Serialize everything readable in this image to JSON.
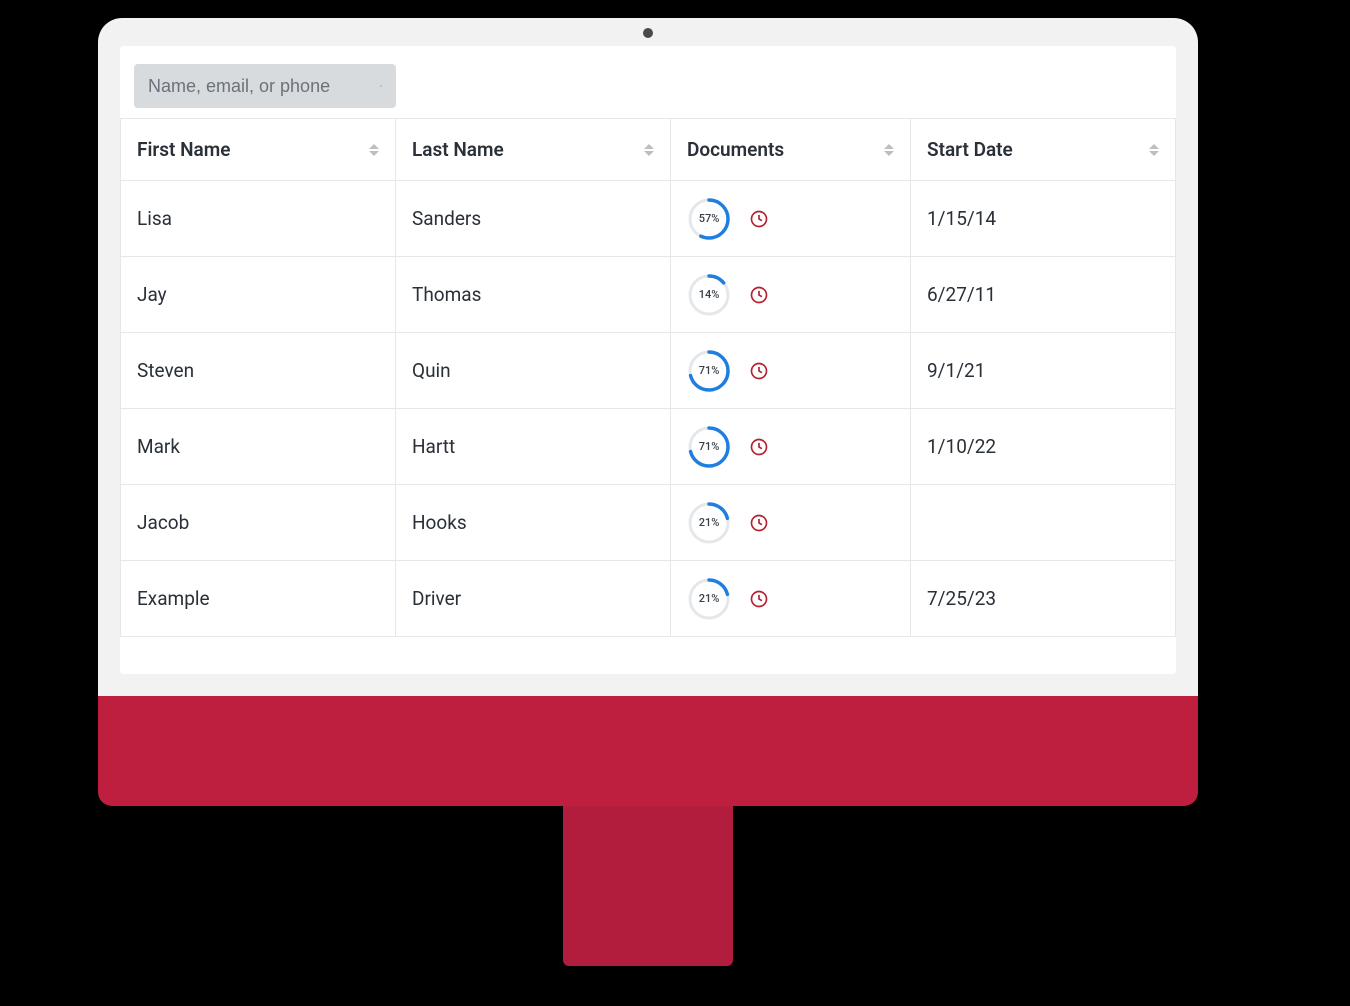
{
  "search": {
    "placeholder": "Name, email, or phone",
    "value": ""
  },
  "table": {
    "columns": {
      "first_name": "First Name",
      "last_name": "Last Name",
      "documents": "Documents",
      "start_date": "Start Date"
    },
    "rows": [
      {
        "first_name": "Lisa",
        "last_name": "Sanders",
        "doc_pct": 57,
        "doc_pct_label": "57%",
        "has_pending": true,
        "start_date": "1/15/14"
      },
      {
        "first_name": "Jay",
        "last_name": "Thomas",
        "doc_pct": 14,
        "doc_pct_label": "14%",
        "has_pending": true,
        "start_date": "6/27/11"
      },
      {
        "first_name": "Steven",
        "last_name": "Quin",
        "doc_pct": 71,
        "doc_pct_label": "71%",
        "has_pending": true,
        "start_date": "9/1/21"
      },
      {
        "first_name": "Mark",
        "last_name": "Hartt",
        "doc_pct": 71,
        "doc_pct_label": "71%",
        "has_pending": true,
        "start_date": "1/10/22"
      },
      {
        "first_name": "Jacob",
        "last_name": "Hooks",
        "doc_pct": 21,
        "doc_pct_label": "21%",
        "has_pending": true,
        "start_date": ""
      },
      {
        "first_name": "Example",
        "last_name": "Driver",
        "doc_pct": 21,
        "doc_pct_label": "21%",
        "has_pending": true,
        "start_date": "7/25/23"
      }
    ]
  }
}
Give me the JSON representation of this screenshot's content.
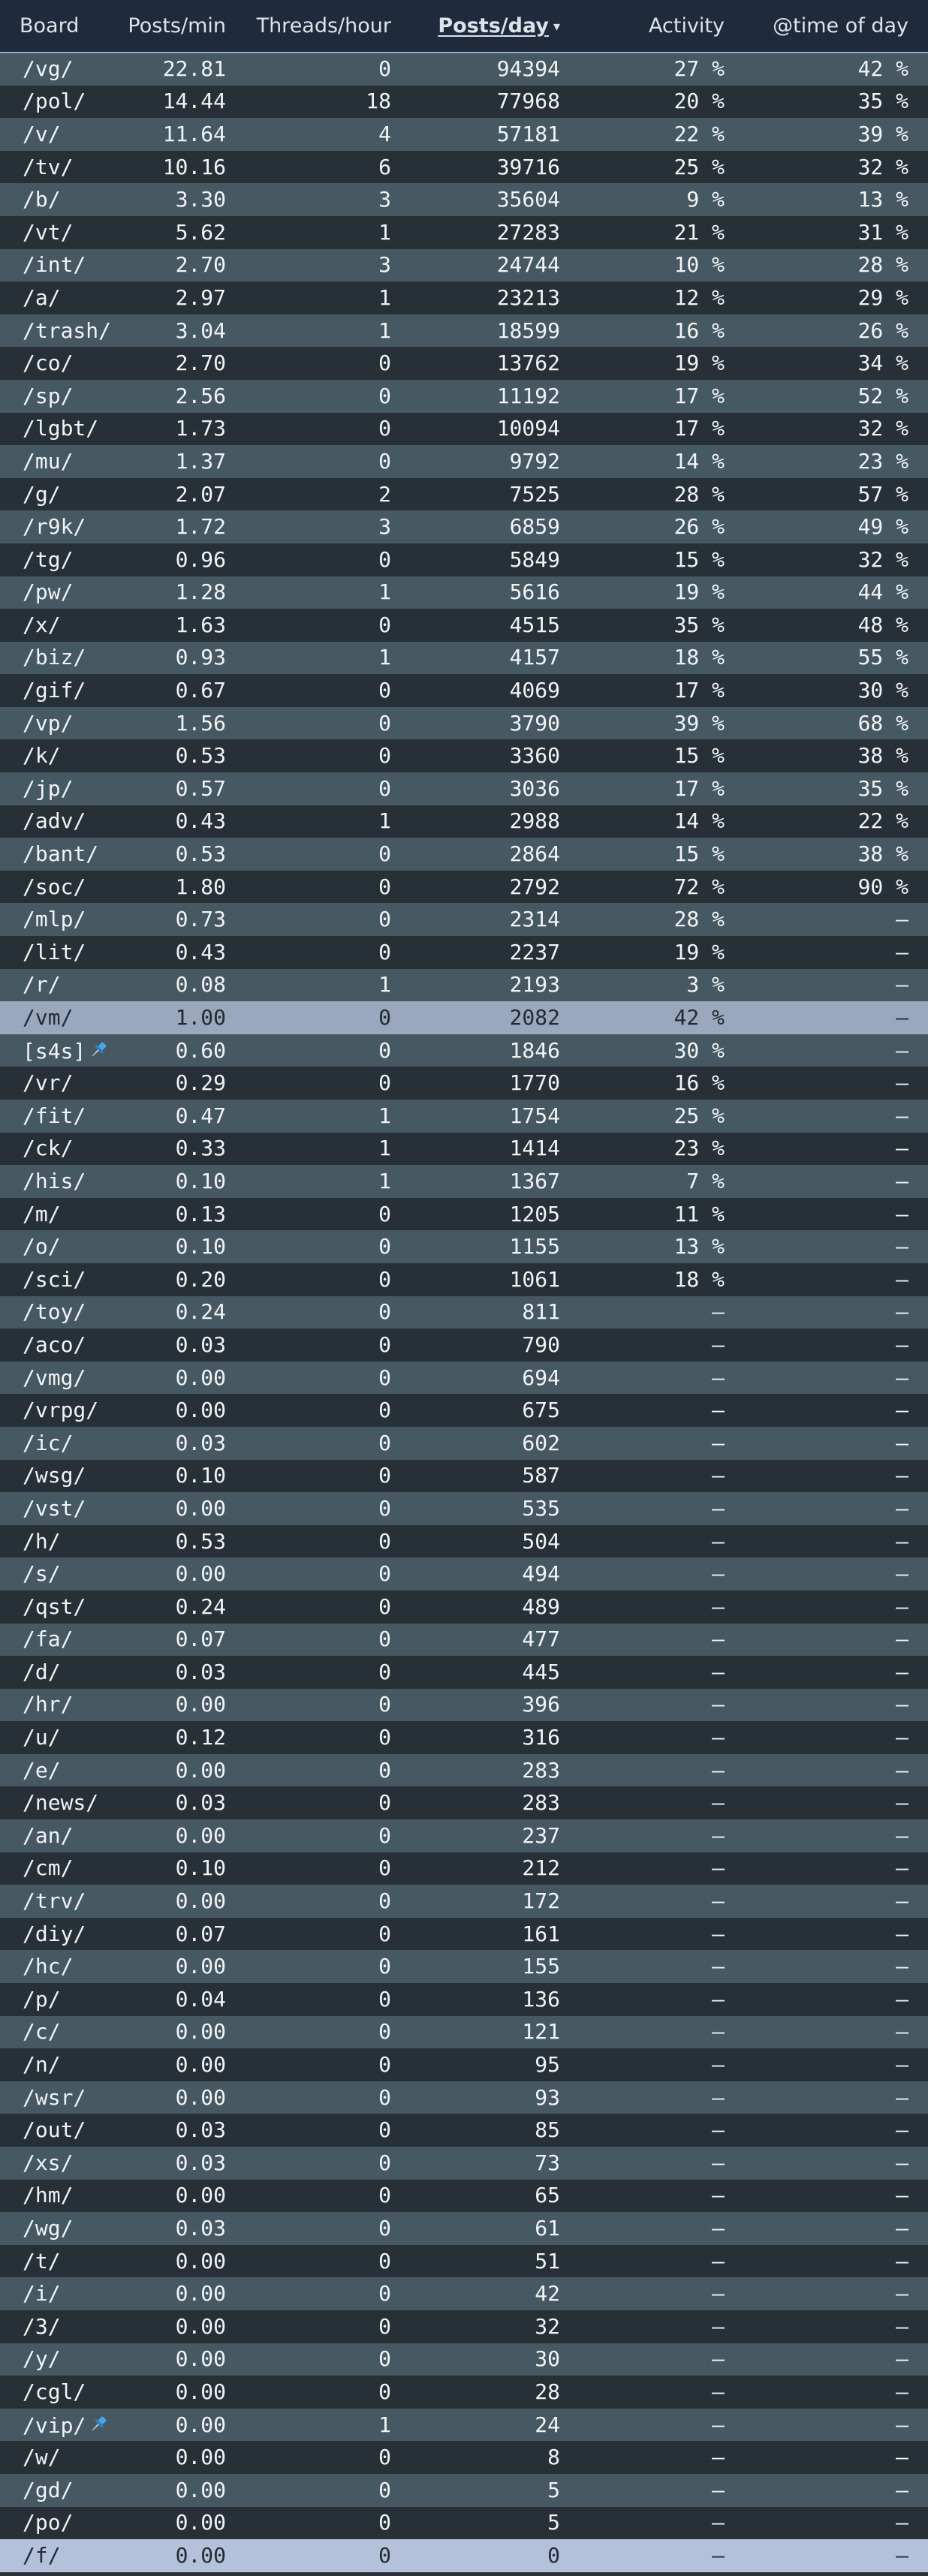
{
  "headers": {
    "board": "Board",
    "posts_min": "Posts/min",
    "threads_hour": "Threads/hour",
    "posts_day": "Posts/day",
    "activity": "Activity",
    "time_of_day": "@time of day"
  },
  "sort": {
    "column": "posts_day",
    "direction": "desc",
    "caret": "▾"
  },
  "colors": {
    "header_bg": "#1f2a3d",
    "row_odd": "#465861",
    "row_even": "#263036",
    "highlight_vm": "#9aa8bd",
    "highlight_f": "#b3c1da",
    "pin": "#4aa3e6"
  },
  "rows": [
    {
      "board": "/vg/",
      "ppm": "22.81",
      "tph": "0",
      "ppd": "94394",
      "act": "27 %",
      "tod": "42 %"
    },
    {
      "board": "/pol/",
      "ppm": "14.44",
      "tph": "18",
      "ppd": "77968",
      "act": "20 %",
      "tod": "35 %"
    },
    {
      "board": "/v/",
      "ppm": "11.64",
      "tph": "4",
      "ppd": "57181",
      "act": "22 %",
      "tod": "39 %"
    },
    {
      "board": "/tv/",
      "ppm": "10.16",
      "tph": "6",
      "ppd": "39716",
      "act": "25 %",
      "tod": "32 %"
    },
    {
      "board": "/b/",
      "ppm": "3.30",
      "tph": "3",
      "ppd": "35604",
      "act": "9 %",
      "tod": "13 %"
    },
    {
      "board": "/vt/",
      "ppm": "5.62",
      "tph": "1",
      "ppd": "27283",
      "act": "21 %",
      "tod": "31 %"
    },
    {
      "board": "/int/",
      "ppm": "2.70",
      "tph": "3",
      "ppd": "24744",
      "act": "10 %",
      "tod": "28 %"
    },
    {
      "board": "/a/",
      "ppm": "2.97",
      "tph": "1",
      "ppd": "23213",
      "act": "12 %",
      "tod": "29 %"
    },
    {
      "board": "/trash/",
      "ppm": "3.04",
      "tph": "1",
      "ppd": "18599",
      "act": "16 %",
      "tod": "26 %"
    },
    {
      "board": "/co/",
      "ppm": "2.70",
      "tph": "0",
      "ppd": "13762",
      "act": "19 %",
      "tod": "34 %"
    },
    {
      "board": "/sp/",
      "ppm": "2.56",
      "tph": "0",
      "ppd": "11192",
      "act": "17 %",
      "tod": "52 %"
    },
    {
      "board": "/lgbt/",
      "ppm": "1.73",
      "tph": "0",
      "ppd": "10094",
      "act": "17 %",
      "tod": "32 %"
    },
    {
      "board": "/mu/",
      "ppm": "1.37",
      "tph": "0",
      "ppd": "9792",
      "act": "14 %",
      "tod": "23 %"
    },
    {
      "board": "/g/",
      "ppm": "2.07",
      "tph": "2",
      "ppd": "7525",
      "act": "28 %",
      "tod": "57 %"
    },
    {
      "board": "/r9k/",
      "ppm": "1.72",
      "tph": "3",
      "ppd": "6859",
      "act": "26 %",
      "tod": "49 %"
    },
    {
      "board": "/tg/",
      "ppm": "0.96",
      "tph": "0",
      "ppd": "5849",
      "act": "15 %",
      "tod": "32 %"
    },
    {
      "board": "/pw/",
      "ppm": "1.28",
      "tph": "1",
      "ppd": "5616",
      "act": "19 %",
      "tod": "44 %"
    },
    {
      "board": "/x/",
      "ppm": "1.63",
      "tph": "0",
      "ppd": "4515",
      "act": "35 %",
      "tod": "48 %"
    },
    {
      "board": "/biz/",
      "ppm": "0.93",
      "tph": "1",
      "ppd": "4157",
      "act": "18 %",
      "tod": "55 %"
    },
    {
      "board": "/gif/",
      "ppm": "0.67",
      "tph": "0",
      "ppd": "4069",
      "act": "17 %",
      "tod": "30 %"
    },
    {
      "board": "/vp/",
      "ppm": "1.56",
      "tph": "0",
      "ppd": "3790",
      "act": "39 %",
      "tod": "68 %"
    },
    {
      "board": "/k/",
      "ppm": "0.53",
      "tph": "0",
      "ppd": "3360",
      "act": "15 %",
      "tod": "38 %"
    },
    {
      "board": "/jp/",
      "ppm": "0.57",
      "tph": "0",
      "ppd": "3036",
      "act": "17 %",
      "tod": "35 %"
    },
    {
      "board": "/adv/",
      "ppm": "0.43",
      "tph": "1",
      "ppd": "2988",
      "act": "14 %",
      "tod": "22 %"
    },
    {
      "board": "/bant/",
      "ppm": "0.53",
      "tph": "0",
      "ppd": "2864",
      "act": "15 %",
      "tod": "38 %"
    },
    {
      "board": "/soc/",
      "ppm": "1.80",
      "tph": "0",
      "ppd": "2792",
      "act": "72 %",
      "tod": "90 %"
    },
    {
      "board": "/mlp/",
      "ppm": "0.73",
      "tph": "0",
      "ppd": "2314",
      "act": "28 %",
      "tod": "–"
    },
    {
      "board": "/lit/",
      "ppm": "0.43",
      "tph": "0",
      "ppd": "2237",
      "act": "19 %",
      "tod": "–"
    },
    {
      "board": "/r/",
      "ppm": "0.08",
      "tph": "1",
      "ppd": "2193",
      "act": "3 %",
      "tod": "–"
    },
    {
      "board": "/vm/",
      "ppm": "1.00",
      "tph": "0",
      "ppd": "2082",
      "act": "42 %",
      "tod": "–",
      "highlight": "vm"
    },
    {
      "board": "[s4s]",
      "ppm": "0.60",
      "tph": "0",
      "ppd": "1846",
      "act": "30 %",
      "tod": "–",
      "pinned": true
    },
    {
      "board": "/vr/",
      "ppm": "0.29",
      "tph": "0",
      "ppd": "1770",
      "act": "16 %",
      "tod": "–"
    },
    {
      "board": "/fit/",
      "ppm": "0.47",
      "tph": "1",
      "ppd": "1754",
      "act": "25 %",
      "tod": "–"
    },
    {
      "board": "/ck/",
      "ppm": "0.33",
      "tph": "1",
      "ppd": "1414",
      "act": "23 %",
      "tod": "–"
    },
    {
      "board": "/his/",
      "ppm": "0.10",
      "tph": "1",
      "ppd": "1367",
      "act": "7 %",
      "tod": "–"
    },
    {
      "board": "/m/",
      "ppm": "0.13",
      "tph": "0",
      "ppd": "1205",
      "act": "11 %",
      "tod": "–"
    },
    {
      "board": "/o/",
      "ppm": "0.10",
      "tph": "0",
      "ppd": "1155",
      "act": "13 %",
      "tod": "–"
    },
    {
      "board": "/sci/",
      "ppm": "0.20",
      "tph": "0",
      "ppd": "1061",
      "act": "18 %",
      "tod": "–"
    },
    {
      "board": "/toy/",
      "ppm": "0.24",
      "tph": "0",
      "ppd": "811",
      "act": "–",
      "tod": "–"
    },
    {
      "board": "/aco/",
      "ppm": "0.03",
      "tph": "0",
      "ppd": "790",
      "act": "–",
      "tod": "–"
    },
    {
      "board": "/vmg/",
      "ppm": "0.00",
      "tph": "0",
      "ppd": "694",
      "act": "–",
      "tod": "–"
    },
    {
      "board": "/vrpg/",
      "ppm": "0.00",
      "tph": "0",
      "ppd": "675",
      "act": "–",
      "tod": "–"
    },
    {
      "board": "/ic/",
      "ppm": "0.03",
      "tph": "0",
      "ppd": "602",
      "act": "–",
      "tod": "–"
    },
    {
      "board": "/wsg/",
      "ppm": "0.10",
      "tph": "0",
      "ppd": "587",
      "act": "–",
      "tod": "–"
    },
    {
      "board": "/vst/",
      "ppm": "0.00",
      "tph": "0",
      "ppd": "535",
      "act": "–",
      "tod": "–"
    },
    {
      "board": "/h/",
      "ppm": "0.53",
      "tph": "0",
      "ppd": "504",
      "act": "–",
      "tod": "–"
    },
    {
      "board": "/s/",
      "ppm": "0.00",
      "tph": "0",
      "ppd": "494",
      "act": "–",
      "tod": "–"
    },
    {
      "board": "/qst/",
      "ppm": "0.24",
      "tph": "0",
      "ppd": "489",
      "act": "–",
      "tod": "–"
    },
    {
      "board": "/fa/",
      "ppm": "0.07",
      "tph": "0",
      "ppd": "477",
      "act": "–",
      "tod": "–"
    },
    {
      "board": "/d/",
      "ppm": "0.03",
      "tph": "0",
      "ppd": "445",
      "act": "–",
      "tod": "–"
    },
    {
      "board": "/hr/",
      "ppm": "0.00",
      "tph": "0",
      "ppd": "396",
      "act": "–",
      "tod": "–"
    },
    {
      "board": "/u/",
      "ppm": "0.12",
      "tph": "0",
      "ppd": "316",
      "act": "–",
      "tod": "–"
    },
    {
      "board": "/e/",
      "ppm": "0.00",
      "tph": "0",
      "ppd": "283",
      "act": "–",
      "tod": "–"
    },
    {
      "board": "/news/",
      "ppm": "0.03",
      "tph": "0",
      "ppd": "283",
      "act": "–",
      "tod": "–"
    },
    {
      "board": "/an/",
      "ppm": "0.00",
      "tph": "0",
      "ppd": "237",
      "act": "–",
      "tod": "–"
    },
    {
      "board": "/cm/",
      "ppm": "0.10",
      "tph": "0",
      "ppd": "212",
      "act": "–",
      "tod": "–"
    },
    {
      "board": "/trv/",
      "ppm": "0.00",
      "tph": "0",
      "ppd": "172",
      "act": "–",
      "tod": "–"
    },
    {
      "board": "/diy/",
      "ppm": "0.07",
      "tph": "0",
      "ppd": "161",
      "act": "–",
      "tod": "–"
    },
    {
      "board": "/hc/",
      "ppm": "0.00",
      "tph": "0",
      "ppd": "155",
      "act": "–",
      "tod": "–"
    },
    {
      "board": "/p/",
      "ppm": "0.04",
      "tph": "0",
      "ppd": "136",
      "act": "–",
      "tod": "–"
    },
    {
      "board": "/c/",
      "ppm": "0.00",
      "tph": "0",
      "ppd": "121",
      "act": "–",
      "tod": "–"
    },
    {
      "board": "/n/",
      "ppm": "0.00",
      "tph": "0",
      "ppd": "95",
      "act": "–",
      "tod": "–"
    },
    {
      "board": "/wsr/",
      "ppm": "0.00",
      "tph": "0",
      "ppd": "93",
      "act": "–",
      "tod": "–"
    },
    {
      "board": "/out/",
      "ppm": "0.03",
      "tph": "0",
      "ppd": "85",
      "act": "–",
      "tod": "–"
    },
    {
      "board": "/xs/",
      "ppm": "0.03",
      "tph": "0",
      "ppd": "73",
      "act": "–",
      "tod": "–"
    },
    {
      "board": "/hm/",
      "ppm": "0.00",
      "tph": "0",
      "ppd": "65",
      "act": "–",
      "tod": "–"
    },
    {
      "board": "/wg/",
      "ppm": "0.03",
      "tph": "0",
      "ppd": "61",
      "act": "–",
      "tod": "–"
    },
    {
      "board": "/t/",
      "ppm": "0.00",
      "tph": "0",
      "ppd": "51",
      "act": "–",
      "tod": "–"
    },
    {
      "board": "/i/",
      "ppm": "0.00",
      "tph": "0",
      "ppd": "42",
      "act": "–",
      "tod": "–"
    },
    {
      "board": "/3/",
      "ppm": "0.00",
      "tph": "0",
      "ppd": "32",
      "act": "–",
      "tod": "–"
    },
    {
      "board": "/y/",
      "ppm": "0.00",
      "tph": "0",
      "ppd": "30",
      "act": "–",
      "tod": "–"
    },
    {
      "board": "/cgl/",
      "ppm": "0.00",
      "tph": "0",
      "ppd": "28",
      "act": "–",
      "tod": "–"
    },
    {
      "board": "/vip/",
      "ppm": "0.00",
      "tph": "1",
      "ppd": "24",
      "act": "–",
      "tod": "–",
      "pinned": true
    },
    {
      "board": "/w/",
      "ppm": "0.00",
      "tph": "0",
      "ppd": "8",
      "act": "–",
      "tod": "–"
    },
    {
      "board": "/gd/",
      "ppm": "0.00",
      "tph": "0",
      "ppd": "5",
      "act": "–",
      "tod": "–"
    },
    {
      "board": "/po/",
      "ppm": "0.00",
      "tph": "0",
      "ppd": "5",
      "act": "–",
      "tod": "–"
    },
    {
      "board": "/f/",
      "ppm": "0.00",
      "tph": "0",
      "ppd": "0",
      "act": "–",
      "tod": "–",
      "highlight": "f"
    }
  ]
}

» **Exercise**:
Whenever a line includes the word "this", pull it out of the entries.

» **The answer**:
Serialize everything readable in this image to JSON.
Give me the JSON representation of this screenshot's content.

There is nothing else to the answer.